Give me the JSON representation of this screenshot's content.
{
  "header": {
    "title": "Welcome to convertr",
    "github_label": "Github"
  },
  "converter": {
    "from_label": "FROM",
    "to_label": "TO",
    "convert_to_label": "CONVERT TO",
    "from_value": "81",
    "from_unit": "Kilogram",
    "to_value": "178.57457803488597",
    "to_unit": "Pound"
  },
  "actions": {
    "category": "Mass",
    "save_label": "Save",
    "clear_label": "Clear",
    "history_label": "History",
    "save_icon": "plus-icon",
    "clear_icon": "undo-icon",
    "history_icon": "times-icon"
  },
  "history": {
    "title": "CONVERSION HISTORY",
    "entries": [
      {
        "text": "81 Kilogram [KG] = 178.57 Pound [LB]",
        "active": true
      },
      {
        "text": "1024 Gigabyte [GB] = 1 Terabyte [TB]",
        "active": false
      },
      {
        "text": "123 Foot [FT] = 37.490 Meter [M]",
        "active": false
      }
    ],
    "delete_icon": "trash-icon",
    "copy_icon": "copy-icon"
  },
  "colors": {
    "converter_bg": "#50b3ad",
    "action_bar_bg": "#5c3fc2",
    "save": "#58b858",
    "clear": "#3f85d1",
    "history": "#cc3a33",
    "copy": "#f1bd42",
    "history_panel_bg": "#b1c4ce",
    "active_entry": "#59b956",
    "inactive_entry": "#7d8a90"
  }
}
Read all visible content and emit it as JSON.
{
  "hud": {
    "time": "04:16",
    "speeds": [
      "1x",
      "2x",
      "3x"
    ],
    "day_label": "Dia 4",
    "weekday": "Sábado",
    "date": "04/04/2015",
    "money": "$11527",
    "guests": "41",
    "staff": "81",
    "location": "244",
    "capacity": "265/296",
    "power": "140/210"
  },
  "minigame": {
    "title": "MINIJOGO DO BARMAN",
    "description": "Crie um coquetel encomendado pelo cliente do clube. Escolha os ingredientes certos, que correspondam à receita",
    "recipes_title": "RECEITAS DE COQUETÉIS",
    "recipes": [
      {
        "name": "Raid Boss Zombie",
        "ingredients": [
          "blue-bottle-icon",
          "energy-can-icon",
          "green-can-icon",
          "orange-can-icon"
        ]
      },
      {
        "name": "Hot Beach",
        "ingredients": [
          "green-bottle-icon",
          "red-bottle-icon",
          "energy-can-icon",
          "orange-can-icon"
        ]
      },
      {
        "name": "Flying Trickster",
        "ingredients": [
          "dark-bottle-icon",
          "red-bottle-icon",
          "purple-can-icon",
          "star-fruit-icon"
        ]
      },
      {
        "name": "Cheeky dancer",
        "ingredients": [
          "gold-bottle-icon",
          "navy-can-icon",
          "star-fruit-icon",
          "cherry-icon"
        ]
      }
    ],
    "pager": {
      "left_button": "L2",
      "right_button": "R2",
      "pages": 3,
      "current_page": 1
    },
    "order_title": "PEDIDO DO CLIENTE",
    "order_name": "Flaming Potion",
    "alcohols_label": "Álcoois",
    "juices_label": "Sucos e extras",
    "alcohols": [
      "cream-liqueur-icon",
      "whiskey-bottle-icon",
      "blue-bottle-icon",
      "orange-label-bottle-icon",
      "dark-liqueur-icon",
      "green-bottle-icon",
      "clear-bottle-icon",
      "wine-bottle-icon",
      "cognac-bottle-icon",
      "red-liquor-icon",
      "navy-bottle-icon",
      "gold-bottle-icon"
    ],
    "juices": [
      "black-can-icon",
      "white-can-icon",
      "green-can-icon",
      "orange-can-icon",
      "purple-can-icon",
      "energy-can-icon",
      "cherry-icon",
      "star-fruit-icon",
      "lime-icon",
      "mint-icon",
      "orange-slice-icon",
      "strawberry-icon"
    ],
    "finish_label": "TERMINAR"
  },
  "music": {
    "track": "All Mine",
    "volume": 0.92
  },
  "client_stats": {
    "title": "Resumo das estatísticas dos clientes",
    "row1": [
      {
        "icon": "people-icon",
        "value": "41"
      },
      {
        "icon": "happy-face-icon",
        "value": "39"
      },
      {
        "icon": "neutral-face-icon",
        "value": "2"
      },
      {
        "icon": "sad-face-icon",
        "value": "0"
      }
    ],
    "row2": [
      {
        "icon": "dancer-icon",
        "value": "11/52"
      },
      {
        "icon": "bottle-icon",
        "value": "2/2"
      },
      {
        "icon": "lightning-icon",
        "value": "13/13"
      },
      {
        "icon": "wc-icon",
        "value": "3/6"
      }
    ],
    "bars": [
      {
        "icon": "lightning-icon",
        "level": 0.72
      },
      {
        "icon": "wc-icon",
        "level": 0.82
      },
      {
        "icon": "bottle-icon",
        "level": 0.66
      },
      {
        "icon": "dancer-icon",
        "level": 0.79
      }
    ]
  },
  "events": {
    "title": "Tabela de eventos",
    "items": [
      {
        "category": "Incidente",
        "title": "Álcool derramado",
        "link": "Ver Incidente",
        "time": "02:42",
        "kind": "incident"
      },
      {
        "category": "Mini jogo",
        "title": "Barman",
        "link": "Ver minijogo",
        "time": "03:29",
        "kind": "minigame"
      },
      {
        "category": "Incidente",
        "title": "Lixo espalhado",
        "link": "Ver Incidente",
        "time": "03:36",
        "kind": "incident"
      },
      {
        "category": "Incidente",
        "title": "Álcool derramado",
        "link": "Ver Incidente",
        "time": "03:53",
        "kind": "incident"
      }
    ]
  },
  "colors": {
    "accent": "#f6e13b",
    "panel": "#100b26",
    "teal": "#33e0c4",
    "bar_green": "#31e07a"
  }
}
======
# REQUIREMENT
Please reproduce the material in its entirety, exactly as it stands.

# WORKED SOLUTION
Give me the JSON representation of this screenshot's content.
{
  "header": {
    "title": "Welcome to convertr",
    "github_label": "Github"
  },
  "converter": {
    "from_label": "FROM",
    "to_label": "TO",
    "convert_to_label": "CONVERT TO",
    "from_value": "81",
    "from_unit": "Kilogram",
    "to_value": "178.57457803488597",
    "to_unit": "Pound"
  },
  "actions": {
    "category": "Mass",
    "save_label": "Save",
    "clear_label": "Clear",
    "history_label": "History",
    "save_icon": "plus-icon",
    "clear_icon": "undo-icon",
    "history_icon": "times-icon"
  },
  "history": {
    "title": "CONVERSION HISTORY",
    "entries": [
      {
        "text": "81 Kilogram [KG] = 178.57 Pound [LB]",
        "active": true
      },
      {
        "text": "1024 Gigabyte [GB] = 1 Terabyte [TB]",
        "active": false
      },
      {
        "text": "123 Foot [FT] = 37.490 Meter [M]",
        "active": false
      }
    ],
    "delete_icon": "trash-icon",
    "copy_icon": "copy-icon"
  },
  "colors": {
    "converter_bg": "#50b3ad",
    "action_bar_bg": "#5c3fc2",
    "save": "#58b858",
    "clear": "#3f85d1",
    "history": "#cc3a33",
    "copy": "#f1bd42",
    "history_panel_bg": "#b1c4ce",
    "active_entry": "#59b956",
    "inactive_entry": "#7d8a90"
  }
}
Read all visible content and emit it as JSON.
{
  "hud": {
    "time": "04:16",
    "speeds": [
      "1x",
      "2x",
      "3x"
    ],
    "day_label": "Dia 4",
    "weekday": "Sábado",
    "date": "04/04/2015",
    "money": "$11527",
    "guests": "41",
    "staff": "81",
    "location": "244",
    "capacity": "265/296",
    "power": "140/210"
  },
  "minigame": {
    "title": "MINIJOGO DO BARMAN",
    "description": "Crie um coquetel encomendado pelo cliente do clube. Escolha os ingredientes certos, que correspondam à receita",
    "recipes_title": "RECEITAS DE COQUETÉIS",
    "recipes": [
      {
        "name": "Raid Boss Zombie",
        "ingredients": [
          "blue-bottle-icon",
          "energy-can-icon",
          "green-can-icon",
          "orange-can-icon"
        ]
      },
      {
        "name": "Hot Beach",
        "ingredients": [
          "green-bottle-icon",
          "red-bottle-icon",
          "energy-can-icon",
          "orange-can-icon"
        ]
      },
      {
        "name": "Flying Trickster",
        "ingredients": [
          "dark-bottle-icon",
          "red-bottle-icon",
          "purple-can-icon",
          "star-fruit-icon"
        ]
      },
      {
        "name": "Cheeky dancer",
        "ingredients": [
          "gold-bottle-icon",
          "navy-can-icon",
          "star-fruit-icon",
          "cherry-icon"
        ]
      }
    ],
    "pager": {
      "left_button": "L2",
      "right_button": "R2",
      "pages": 3,
      "current_page": 1
    },
    "order_title": "PEDIDO DO CLIENTE",
    "order_name": "Flaming Potion",
    "alcohols_label": "Álcoois",
    "juices_label": "Sucos e extras",
    "alcohols": [
      "cream-liqueur-icon",
      "whiskey-bottle-icon",
      "blue-bottle-icon",
      "orange-label-bottle-icon",
      "dark-liqueur-icon",
      "green-bottle-icon",
      "clear-bottle-icon",
      "wine-bottle-icon",
      "cognac-bottle-icon",
      "red-liquor-icon",
      "navy-bottle-icon",
      "gold-bottle-icon"
    ],
    "juices": [
      "black-can-icon",
      "white-can-icon",
      "green-can-icon",
      "orange-can-icon",
      "purple-can-icon",
      "energy-can-icon",
      "cherry-icon",
      "star-fruit-icon",
      "lime-icon",
      "mint-icon",
      "orange-slice-icon",
      "strawberry-icon"
    ],
    "finish_label": "TERMINAR"
  },
  "music": {
    "track": "All Mine",
    "volume": 0.92
  },
  "client_stats": {
    "title": "Resumo das estatísticas dos clientes",
    "row1": [
      {
        "icon": "people-icon",
        "value": "41"
      },
      {
        "icon": "happy-face-icon",
        "value": "39"
      },
      {
        "icon": "neutral-face-icon",
        "value": "2"
      },
      {
        "icon": "sad-face-icon",
        "value": "0"
      }
    ],
    "row2": [
      {
        "icon": "dancer-icon",
        "value": "11/52"
      },
      {
        "icon": "bottle-icon",
        "value": "2/2"
      },
      {
        "icon": "lightning-icon",
        "value": "13/13"
      },
      {
        "icon": "wc-icon",
        "value": "3/6"
      }
    ],
    "bars": [
      {
        "icon": "lightning-icon",
        "level": 0.72
      },
      {
        "icon": "wc-icon",
        "level": 0.82
      },
      {
        "icon": "bottle-icon",
        "level": 0.66
      },
      {
        "icon": "dancer-icon",
        "level": 0.79
      }
    ]
  },
  "events": {
    "title": "Tabela de eventos",
    "items": [
      {
        "category": "Incidente",
        "title": "Álcool derramado",
        "link": "Ver Incidente",
        "time": "02:42",
        "kind": "incident"
      },
      {
        "category": "Mini jogo",
        "title": "Barman",
        "link": "Ver minijogo",
        "time": "03:29",
        "kind": "minigame"
      },
      {
        "category": "Incidente",
        "title": "Lixo espalhado",
        "link": "Ver Incidente",
        "time": "03:36",
        "kind": "incident"
      },
      {
        "category": "Incidente",
        "title": "Álcool derramado",
        "link": "Ver Incidente",
        "time": "03:53",
        "kind": "incident"
      }
    ]
  },
  "colors": {
    "accent": "#f6e13b",
    "panel": "#100b26",
    "teal": "#33e0c4",
    "bar_green": "#31e07a"
  }
}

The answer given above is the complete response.